2) Charles Henry and Rachel purchased their two-family home at 2316 Gladstone Ave.
3) Charles "Fred" and Norine (my grandparents) rented from their Uncle Tom and Aunt Ella Jones living at 2269 Columbia Ave.
4) My grandfather purchased what was to become the home where my father and his siblings grew up at 2424 Eastern Ave. (now Riverside).
There were a couple of intermediate homes documented in the earlier pages of this blog, but these were the primary locations. In addition, Rachel's mother and my gg-grandmother, owned a home on Collins Ave., also discussed in earlier posts.
The East End had (and still has) it's own culture. It was largely a working-class neighborhood with both white and black residents. Many of the white residents have Appalachian roots. Many of the black residents came to the area from southern states as part of the great migration to the north in search of better opportunities. It's one of those neighborhoods that gets in your bones.

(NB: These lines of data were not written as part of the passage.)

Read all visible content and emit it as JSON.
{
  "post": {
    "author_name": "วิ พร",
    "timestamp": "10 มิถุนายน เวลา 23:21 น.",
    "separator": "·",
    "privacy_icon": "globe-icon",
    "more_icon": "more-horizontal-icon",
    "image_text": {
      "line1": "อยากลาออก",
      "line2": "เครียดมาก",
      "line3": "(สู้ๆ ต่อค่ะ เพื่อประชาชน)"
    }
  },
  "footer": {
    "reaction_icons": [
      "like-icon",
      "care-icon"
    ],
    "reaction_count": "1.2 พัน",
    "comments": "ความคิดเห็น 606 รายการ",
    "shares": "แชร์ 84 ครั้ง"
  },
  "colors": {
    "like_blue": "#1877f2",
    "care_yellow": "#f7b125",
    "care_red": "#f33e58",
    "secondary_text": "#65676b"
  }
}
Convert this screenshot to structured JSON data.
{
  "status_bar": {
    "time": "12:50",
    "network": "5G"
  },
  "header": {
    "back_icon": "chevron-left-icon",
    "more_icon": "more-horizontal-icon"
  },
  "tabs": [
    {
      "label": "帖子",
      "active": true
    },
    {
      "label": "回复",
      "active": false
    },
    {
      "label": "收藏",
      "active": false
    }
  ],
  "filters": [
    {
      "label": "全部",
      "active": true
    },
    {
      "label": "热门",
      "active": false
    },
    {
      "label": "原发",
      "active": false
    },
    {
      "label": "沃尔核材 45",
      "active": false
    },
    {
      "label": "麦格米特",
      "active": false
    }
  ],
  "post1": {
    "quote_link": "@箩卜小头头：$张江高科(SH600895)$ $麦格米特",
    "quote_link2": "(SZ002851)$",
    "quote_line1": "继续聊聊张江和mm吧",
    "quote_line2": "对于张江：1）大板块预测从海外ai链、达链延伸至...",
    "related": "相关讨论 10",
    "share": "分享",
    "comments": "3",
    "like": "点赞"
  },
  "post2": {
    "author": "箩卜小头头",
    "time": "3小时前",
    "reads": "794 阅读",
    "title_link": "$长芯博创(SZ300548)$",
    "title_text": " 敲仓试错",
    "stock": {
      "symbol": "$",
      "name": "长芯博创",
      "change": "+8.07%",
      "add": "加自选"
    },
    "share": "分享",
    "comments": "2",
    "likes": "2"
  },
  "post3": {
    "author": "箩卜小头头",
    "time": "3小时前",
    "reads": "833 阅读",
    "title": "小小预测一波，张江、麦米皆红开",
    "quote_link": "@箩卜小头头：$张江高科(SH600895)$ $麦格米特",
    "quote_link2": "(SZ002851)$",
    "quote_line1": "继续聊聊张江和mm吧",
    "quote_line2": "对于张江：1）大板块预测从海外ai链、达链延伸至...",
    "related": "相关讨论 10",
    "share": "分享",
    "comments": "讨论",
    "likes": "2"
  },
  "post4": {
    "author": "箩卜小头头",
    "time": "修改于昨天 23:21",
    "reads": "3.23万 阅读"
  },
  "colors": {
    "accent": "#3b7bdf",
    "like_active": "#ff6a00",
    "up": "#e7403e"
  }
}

Over the past couple of decades, the neighborhood has been going through a great deal of transition. Many of the homes have been torn down and are gradually being replaced by upscale homes and condominiums. This trend started in the area closest to downtown and continues to move east. The name of the street, Eastern Ave., was changed to Riverside Drive to reflect the area's new upscale image.

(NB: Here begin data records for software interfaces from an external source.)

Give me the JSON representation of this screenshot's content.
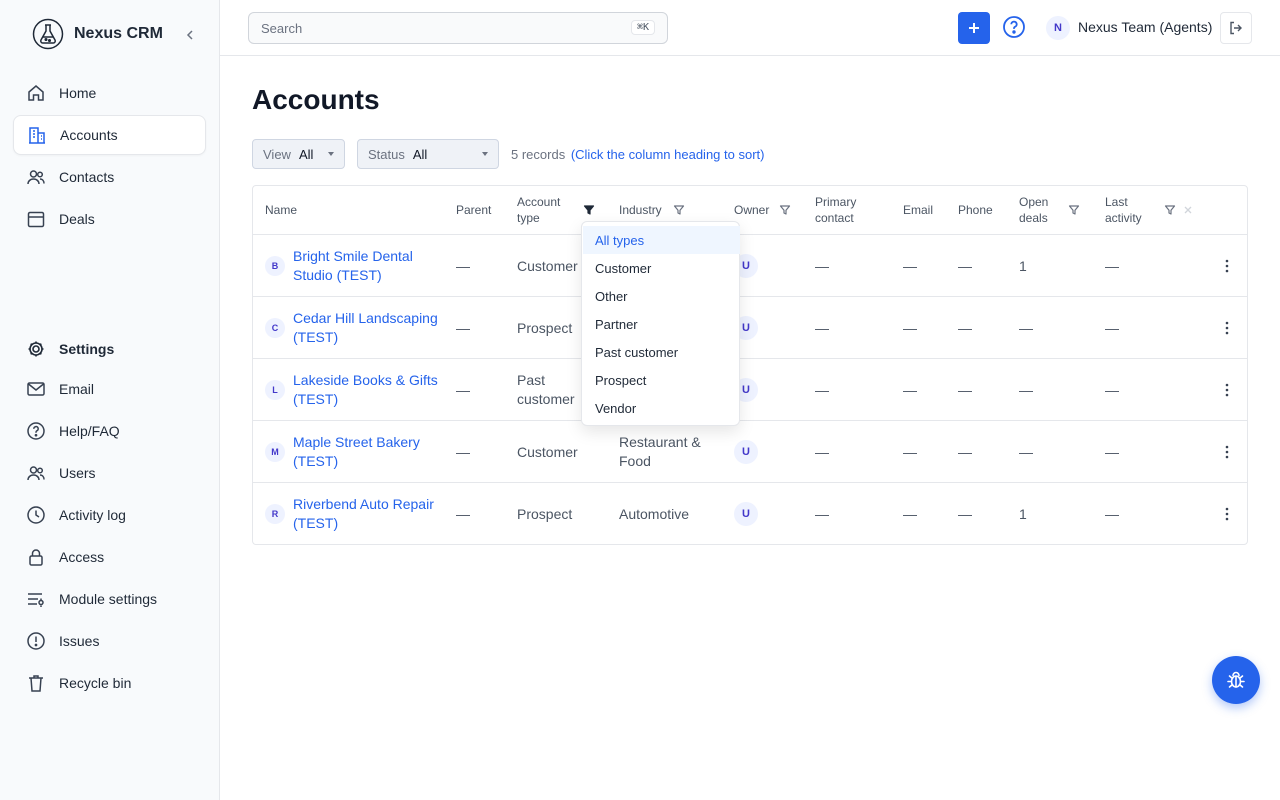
{
  "app": {
    "name": "Nexus CRM"
  },
  "sidebar": {
    "primary": [
      {
        "label": "Home",
        "icon": "home-icon",
        "active": false
      },
      {
        "label": "Accounts",
        "icon": "building-icon",
        "active": true
      },
      {
        "label": "Contacts",
        "icon": "users-icon",
        "active": false
      },
      {
        "label": "Deals",
        "icon": "calendar-icon",
        "active": false
      }
    ],
    "settings": {
      "label": "Settings",
      "icon": "gear-icon"
    },
    "secondary": [
      {
        "label": "Email",
        "icon": "mail-icon"
      },
      {
        "label": "Help/FAQ",
        "icon": "help-icon"
      },
      {
        "label": "Users",
        "icon": "users-icon"
      },
      {
        "label": "Activity log",
        "icon": "clock-icon"
      },
      {
        "label": "Access",
        "icon": "lock-icon"
      },
      {
        "label": "Module settings",
        "icon": "sliders-icon"
      },
      {
        "label": "Issues",
        "icon": "alert-icon"
      },
      {
        "label": "Recycle bin",
        "icon": "trash-icon"
      }
    ]
  },
  "topbar": {
    "search_placeholder": "Search",
    "shortcut": "⌘K",
    "add_label": "+",
    "user_initial": "N",
    "user_name": "Nexus Team (Agents)"
  },
  "page": {
    "title": "Accounts",
    "filters": {
      "view": {
        "label": "View",
        "value": "All"
      },
      "status": {
        "label": "Status",
        "value": "All"
      }
    },
    "records_count": "5 records",
    "sort_hint": "(Click the column heading to sort)"
  },
  "table": {
    "columns": {
      "name": "Name",
      "parent": "Parent",
      "account_type": "Account type",
      "industry": "Industry",
      "owner": "Owner",
      "primary_contact": "Primary contact",
      "email": "Email",
      "phone": "Phone",
      "open_deals": "Open deals",
      "last_activity": "Last activity"
    },
    "rows": [
      {
        "initial": "B",
        "name": "Bright Smile Dental Studio (TEST)",
        "parent": "—",
        "type": "Customer",
        "industry": "",
        "owner": "U",
        "contact": "—",
        "email": "—",
        "phone": "—",
        "deals": "1",
        "last": "—"
      },
      {
        "initial": "C",
        "name": "Cedar Hill Landscaping (TEST)",
        "parent": "—",
        "type": "Prospect",
        "industry": "",
        "owner": "U",
        "contact": "—",
        "email": "—",
        "phone": "—",
        "deals": "—",
        "last": "—"
      },
      {
        "initial": "L",
        "name": "Lakeside Books & Gifts (TEST)",
        "parent": "—",
        "type": "Past customer",
        "industry": "",
        "owner": "U",
        "contact": "—",
        "email": "—",
        "phone": "—",
        "deals": "—",
        "last": "—"
      },
      {
        "initial": "M",
        "name": "Maple Street Bakery (TEST)",
        "parent": "—",
        "type": "Customer",
        "industry": "Restaurant & Food",
        "owner": "U",
        "contact": "—",
        "email": "—",
        "phone": "—",
        "deals": "—",
        "last": "—"
      },
      {
        "initial": "R",
        "name": "Riverbend Auto Repair (TEST)",
        "parent": "—",
        "type": "Prospect",
        "industry": "Automotive",
        "owner": "U",
        "contact": "—",
        "email": "—",
        "phone": "—",
        "deals": "1",
        "last": "—"
      }
    ]
  },
  "dropdown": {
    "items": [
      "All types",
      "Customer",
      "Other",
      "Partner",
      "Past customer",
      "Prospect",
      "Vendor"
    ],
    "selected": "All types"
  },
  "colors": {
    "accent": "#2563eb",
    "sidebar_bg": "#f8fafc"
  }
}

We were surprised to see that my father's home is now part of a group of homes that will probably be torn down in the next six months. It's unclear what will happen with the school located across the street. You can see the sign on the porch column placed there by the developer.
But our East End story isn't going to end quite yet. After all, my Mom and Dad haven't met yet -- and you just know that that is going to have something to do with the river . . .